High vs Low-Tech / Short- vs Long-Term

Hi all,
As we think about innovations that will transform the food system, it’s good to keep in mind the incredible diversity of food systems and contexts in which innovations will play out.

Recent reports by IFTF and WEF (links below) highlight high-tech innovations which could create profound transformations, especially in wealthier markets. These include AI, cellular agriculture, programmeable assets / internet of things, big data, blockchain. nutrigenetics.

A recent report by GAIN and the Global Knowledge Initiative (also below) focuses on innovations that can have a major impact on nutrition in the next 5 years, and most of them are low-tech solutions for developing countries: cooperative processing, low-cost solar dryers and refrigerators, solar and mobile cooling, digital-enabled market connectivity. It’s a reminder that a good portion of the world is still farming with hand-tools and no irrigation, enduring seasonal hunger, and awaiting the benefits of the first industrial revolution much less the “fourth industrial revolution.”

One possibility is that transformational technology advances in some regions will leave others even farther behind. Alternately we could have developing countries leapfrogging straight to more sustainable and equitable solutions. Neither outcome is guaranteed to happen … it’s partly up to us .

all best, Lisa

Report links:
– “Nutritious Food Foresight: 12 ways to invest in good food for emerging markets,” (GAIN / GKI), http://globalknowledgeinitiative.org/wp-content/uploads/2019/05/Nutritious-Food-Foresight_GKI-and-GAIN-2019.pdf
– “Good Food is Good Business,” (IFTF), http://www.iftf.org/goodfoodisgoodbusiness/
– “Innovation with a Purpose: The role of technology innovation in accelerating food-systems transformation” (WEF) http://www3.weforum.org/docs/WEF_Innovation_with_a_Purpose_VF-reduced.pdf

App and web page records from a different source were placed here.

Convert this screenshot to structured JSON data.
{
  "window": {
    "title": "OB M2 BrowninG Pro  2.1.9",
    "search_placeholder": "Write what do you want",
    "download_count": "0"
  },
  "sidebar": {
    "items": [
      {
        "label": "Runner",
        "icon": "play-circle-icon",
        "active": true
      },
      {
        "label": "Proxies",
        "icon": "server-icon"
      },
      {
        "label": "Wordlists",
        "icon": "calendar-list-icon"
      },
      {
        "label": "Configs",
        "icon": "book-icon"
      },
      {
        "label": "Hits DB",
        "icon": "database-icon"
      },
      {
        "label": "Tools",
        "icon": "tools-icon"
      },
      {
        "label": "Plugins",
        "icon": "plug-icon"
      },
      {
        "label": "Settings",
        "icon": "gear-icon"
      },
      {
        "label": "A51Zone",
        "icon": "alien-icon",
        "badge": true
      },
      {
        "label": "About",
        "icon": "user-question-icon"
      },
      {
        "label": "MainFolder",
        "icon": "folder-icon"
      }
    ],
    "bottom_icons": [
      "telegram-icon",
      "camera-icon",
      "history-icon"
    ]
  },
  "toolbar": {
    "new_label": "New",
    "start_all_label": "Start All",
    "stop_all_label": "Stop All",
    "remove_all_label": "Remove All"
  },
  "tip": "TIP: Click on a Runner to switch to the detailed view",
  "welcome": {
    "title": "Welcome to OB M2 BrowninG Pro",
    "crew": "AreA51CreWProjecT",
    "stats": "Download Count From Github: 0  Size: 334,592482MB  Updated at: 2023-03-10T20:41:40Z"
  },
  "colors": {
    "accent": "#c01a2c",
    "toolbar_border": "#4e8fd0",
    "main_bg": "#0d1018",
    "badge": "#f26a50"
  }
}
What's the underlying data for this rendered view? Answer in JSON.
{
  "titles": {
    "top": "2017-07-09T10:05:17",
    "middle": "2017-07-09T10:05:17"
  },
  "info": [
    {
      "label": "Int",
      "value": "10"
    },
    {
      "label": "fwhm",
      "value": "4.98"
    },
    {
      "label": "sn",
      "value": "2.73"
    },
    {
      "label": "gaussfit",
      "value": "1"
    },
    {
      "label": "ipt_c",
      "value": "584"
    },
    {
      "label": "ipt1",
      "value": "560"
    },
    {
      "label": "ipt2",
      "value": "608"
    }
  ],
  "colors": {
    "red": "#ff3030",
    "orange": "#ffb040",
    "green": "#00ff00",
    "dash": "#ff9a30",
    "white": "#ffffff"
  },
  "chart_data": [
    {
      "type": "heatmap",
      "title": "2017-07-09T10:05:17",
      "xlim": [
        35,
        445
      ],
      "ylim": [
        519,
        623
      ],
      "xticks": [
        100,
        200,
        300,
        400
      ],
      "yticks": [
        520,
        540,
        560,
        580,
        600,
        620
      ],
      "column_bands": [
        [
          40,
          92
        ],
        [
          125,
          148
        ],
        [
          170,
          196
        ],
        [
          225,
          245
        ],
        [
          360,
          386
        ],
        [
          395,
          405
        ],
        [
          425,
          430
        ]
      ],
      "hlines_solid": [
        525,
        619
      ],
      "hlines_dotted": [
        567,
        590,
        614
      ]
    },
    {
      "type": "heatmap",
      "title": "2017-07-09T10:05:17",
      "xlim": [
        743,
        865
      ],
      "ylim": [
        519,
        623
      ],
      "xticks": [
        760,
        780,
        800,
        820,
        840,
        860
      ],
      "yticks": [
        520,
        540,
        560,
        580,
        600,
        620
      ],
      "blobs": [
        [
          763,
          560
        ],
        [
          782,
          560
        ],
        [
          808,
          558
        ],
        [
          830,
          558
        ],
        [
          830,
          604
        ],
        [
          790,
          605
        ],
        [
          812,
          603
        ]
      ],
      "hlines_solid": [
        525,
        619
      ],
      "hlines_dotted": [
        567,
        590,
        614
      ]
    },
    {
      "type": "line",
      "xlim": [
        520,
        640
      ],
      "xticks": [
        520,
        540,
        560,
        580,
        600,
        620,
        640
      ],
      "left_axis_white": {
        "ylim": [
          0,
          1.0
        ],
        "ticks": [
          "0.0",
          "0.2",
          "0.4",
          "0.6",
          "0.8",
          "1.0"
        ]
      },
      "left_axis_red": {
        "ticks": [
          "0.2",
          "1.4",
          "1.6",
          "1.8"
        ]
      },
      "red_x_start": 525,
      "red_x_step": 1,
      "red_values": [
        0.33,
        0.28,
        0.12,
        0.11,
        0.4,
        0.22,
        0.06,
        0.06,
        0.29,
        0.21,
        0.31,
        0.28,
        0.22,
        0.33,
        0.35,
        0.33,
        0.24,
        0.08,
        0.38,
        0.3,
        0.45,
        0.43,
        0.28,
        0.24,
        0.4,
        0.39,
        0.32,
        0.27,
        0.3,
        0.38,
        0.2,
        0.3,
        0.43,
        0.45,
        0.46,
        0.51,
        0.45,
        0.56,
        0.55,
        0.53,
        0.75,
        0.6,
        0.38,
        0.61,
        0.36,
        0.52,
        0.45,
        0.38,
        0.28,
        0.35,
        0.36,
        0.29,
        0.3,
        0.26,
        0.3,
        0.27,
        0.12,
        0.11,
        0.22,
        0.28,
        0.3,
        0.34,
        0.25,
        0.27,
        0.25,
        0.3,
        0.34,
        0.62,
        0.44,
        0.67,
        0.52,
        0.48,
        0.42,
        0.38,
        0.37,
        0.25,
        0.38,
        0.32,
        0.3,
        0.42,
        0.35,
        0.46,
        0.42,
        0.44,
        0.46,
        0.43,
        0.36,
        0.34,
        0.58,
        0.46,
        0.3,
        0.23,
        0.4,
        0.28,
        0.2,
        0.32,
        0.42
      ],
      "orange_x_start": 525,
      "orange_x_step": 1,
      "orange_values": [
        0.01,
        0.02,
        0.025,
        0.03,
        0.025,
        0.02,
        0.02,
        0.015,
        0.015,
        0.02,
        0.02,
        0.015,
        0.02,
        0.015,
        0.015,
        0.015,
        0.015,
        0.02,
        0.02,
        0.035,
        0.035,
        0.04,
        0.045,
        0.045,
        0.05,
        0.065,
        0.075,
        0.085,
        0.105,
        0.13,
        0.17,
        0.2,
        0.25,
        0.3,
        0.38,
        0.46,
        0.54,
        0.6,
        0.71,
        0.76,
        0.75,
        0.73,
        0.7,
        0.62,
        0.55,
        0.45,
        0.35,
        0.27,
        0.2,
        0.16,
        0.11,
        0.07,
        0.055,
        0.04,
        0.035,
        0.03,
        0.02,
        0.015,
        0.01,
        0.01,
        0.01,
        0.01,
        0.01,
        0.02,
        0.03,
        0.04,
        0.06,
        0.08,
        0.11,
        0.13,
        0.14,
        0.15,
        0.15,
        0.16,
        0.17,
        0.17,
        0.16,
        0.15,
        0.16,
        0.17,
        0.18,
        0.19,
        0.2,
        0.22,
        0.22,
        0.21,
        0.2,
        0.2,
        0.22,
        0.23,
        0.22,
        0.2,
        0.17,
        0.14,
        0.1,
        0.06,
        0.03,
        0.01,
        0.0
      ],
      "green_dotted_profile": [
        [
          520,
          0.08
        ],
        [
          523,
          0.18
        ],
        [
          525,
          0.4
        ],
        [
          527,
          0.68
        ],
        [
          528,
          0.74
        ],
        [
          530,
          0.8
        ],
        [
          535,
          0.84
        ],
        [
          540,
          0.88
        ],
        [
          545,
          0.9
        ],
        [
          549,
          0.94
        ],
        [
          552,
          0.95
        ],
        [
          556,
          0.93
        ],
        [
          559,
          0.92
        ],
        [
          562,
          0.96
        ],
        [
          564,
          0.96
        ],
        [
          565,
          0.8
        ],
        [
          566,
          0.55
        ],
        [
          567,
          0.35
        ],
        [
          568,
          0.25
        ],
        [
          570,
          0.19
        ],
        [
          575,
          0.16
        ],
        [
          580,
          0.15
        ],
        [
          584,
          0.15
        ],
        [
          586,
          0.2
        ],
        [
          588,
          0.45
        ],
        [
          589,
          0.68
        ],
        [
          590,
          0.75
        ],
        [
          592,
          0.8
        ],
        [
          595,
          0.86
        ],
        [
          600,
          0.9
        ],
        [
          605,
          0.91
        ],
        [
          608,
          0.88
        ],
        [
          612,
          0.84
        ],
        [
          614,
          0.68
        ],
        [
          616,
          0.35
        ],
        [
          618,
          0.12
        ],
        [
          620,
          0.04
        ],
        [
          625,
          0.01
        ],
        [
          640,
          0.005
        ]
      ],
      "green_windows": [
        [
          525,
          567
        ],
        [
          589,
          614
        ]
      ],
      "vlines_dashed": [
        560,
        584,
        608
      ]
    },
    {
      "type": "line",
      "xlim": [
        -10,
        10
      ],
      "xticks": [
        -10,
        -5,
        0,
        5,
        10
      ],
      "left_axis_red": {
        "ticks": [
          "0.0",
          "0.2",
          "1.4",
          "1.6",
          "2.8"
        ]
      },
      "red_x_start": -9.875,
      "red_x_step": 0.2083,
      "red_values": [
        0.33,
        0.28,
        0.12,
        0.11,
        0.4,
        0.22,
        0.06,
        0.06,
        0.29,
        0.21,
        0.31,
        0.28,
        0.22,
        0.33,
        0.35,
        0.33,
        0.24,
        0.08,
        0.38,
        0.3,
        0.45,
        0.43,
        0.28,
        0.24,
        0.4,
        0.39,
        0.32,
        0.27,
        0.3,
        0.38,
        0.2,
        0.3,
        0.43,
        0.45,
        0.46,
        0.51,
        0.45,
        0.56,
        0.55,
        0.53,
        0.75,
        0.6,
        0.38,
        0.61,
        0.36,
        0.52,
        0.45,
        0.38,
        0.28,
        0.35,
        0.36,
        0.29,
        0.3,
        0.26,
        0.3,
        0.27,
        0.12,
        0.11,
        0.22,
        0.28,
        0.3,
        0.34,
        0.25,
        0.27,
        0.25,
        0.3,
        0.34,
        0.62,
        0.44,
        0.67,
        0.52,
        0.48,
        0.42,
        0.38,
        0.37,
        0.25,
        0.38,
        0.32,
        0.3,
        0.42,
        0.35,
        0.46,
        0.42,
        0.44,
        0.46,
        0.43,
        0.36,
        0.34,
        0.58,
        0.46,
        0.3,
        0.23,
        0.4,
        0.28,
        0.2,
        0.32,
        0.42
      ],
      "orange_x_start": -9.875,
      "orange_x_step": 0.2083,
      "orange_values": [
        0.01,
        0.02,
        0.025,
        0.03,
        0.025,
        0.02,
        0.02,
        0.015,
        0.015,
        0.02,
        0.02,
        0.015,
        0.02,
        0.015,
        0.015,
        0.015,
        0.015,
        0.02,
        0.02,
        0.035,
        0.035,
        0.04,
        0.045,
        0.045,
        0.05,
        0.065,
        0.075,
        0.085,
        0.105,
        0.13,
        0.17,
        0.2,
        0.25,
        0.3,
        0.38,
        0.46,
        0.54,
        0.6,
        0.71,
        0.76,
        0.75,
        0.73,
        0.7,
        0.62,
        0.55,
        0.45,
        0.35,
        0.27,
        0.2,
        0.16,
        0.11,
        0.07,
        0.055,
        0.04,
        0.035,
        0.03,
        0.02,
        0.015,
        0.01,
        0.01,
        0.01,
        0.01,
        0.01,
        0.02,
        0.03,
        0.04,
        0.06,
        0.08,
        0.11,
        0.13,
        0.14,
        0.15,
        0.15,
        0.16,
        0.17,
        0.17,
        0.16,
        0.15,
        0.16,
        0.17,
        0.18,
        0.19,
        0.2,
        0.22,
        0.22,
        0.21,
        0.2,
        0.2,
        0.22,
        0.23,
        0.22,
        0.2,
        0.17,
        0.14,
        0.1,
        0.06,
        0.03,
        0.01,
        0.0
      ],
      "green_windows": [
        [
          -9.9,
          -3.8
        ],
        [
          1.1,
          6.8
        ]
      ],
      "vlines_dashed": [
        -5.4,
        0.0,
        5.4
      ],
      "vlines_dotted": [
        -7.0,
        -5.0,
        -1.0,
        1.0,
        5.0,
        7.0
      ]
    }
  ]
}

Thank you for sharing! This is great point. We’ve had some discussion about the differences in challenges between developed and developing countries (including here and here).

CC @Caroline, @SevagKechichian and @timsilman

@Thanku, @dthomas, @laurentucker85, you might have thoughts on this as well. Specifically to @lisadreier’s point: How do we make sure developing countries “leapfrog” straight to more sustainable solutions?

Hi @NickOttens - sorry for my delay! My two cents would be supporting entrepreneurship; micro-finance, and making sure there are ways for communities to share their learnings with each other so they can iterate quicker. I am not a “tech” guy, so am unsure how to support low tech options. I do believe that local communities needing to solve real life threatening problems is in part the catalyst for those communities to jump straight into the future. Communities in South America collecting plastic for use in 3-D printing as one example of entrepreneurship solving existing problems with new technology.

Lisa, thank you for those links. I often think about people using hand-tools to raise food. My mother once spoke of going to the creek with a wheel-barrow during the depression to get water for the garden that was plowed with a mule. She would have been 99 this year. She also said they’d put fruit up on the roof in the morning to dry in the sun, then take it down at night and put it back up the next day to continue the process. Sun-drying food was common. She grew up in South Carolina, not far from Augusta, Georgia.

I would think the mobile processing ideas would have included canning in re-usable glass jars as our grandparents used. I remember relatives getting together to make pickles in the bathtub or to fill Ball or Mason jars, or just about any jar you could find a lid for with jellies, preserves, apple butter and more.

We were lucky to be able to pick and slice peaches at peak ripeness and put them in our freezer to be enjoyed all winter long. I promise you food sold in grocery stores is not nearly as good as locally grown and processed food, (although I admit the pickles didn’t always come out to my liking).

My father had a small lawn tractor with a tiller he could attach on back. The soil in his yard was terrible. I helped him build it up with manure and compost but it did little good. The garden relied on modern fertilizer. I don’t think he ever had the soil tested, and if he did I’m sure it would have tested differently a few months later. And he never got a handle on how much to water the garden. The type of hydroponics I focus on has the potential to solve many problems in this and in other areas.

Nevertheless, a superabundant harvest requires a lot of attention in order to preserve it, and it won’t wait. Working together with others to get it safely preserved helps immeasurably.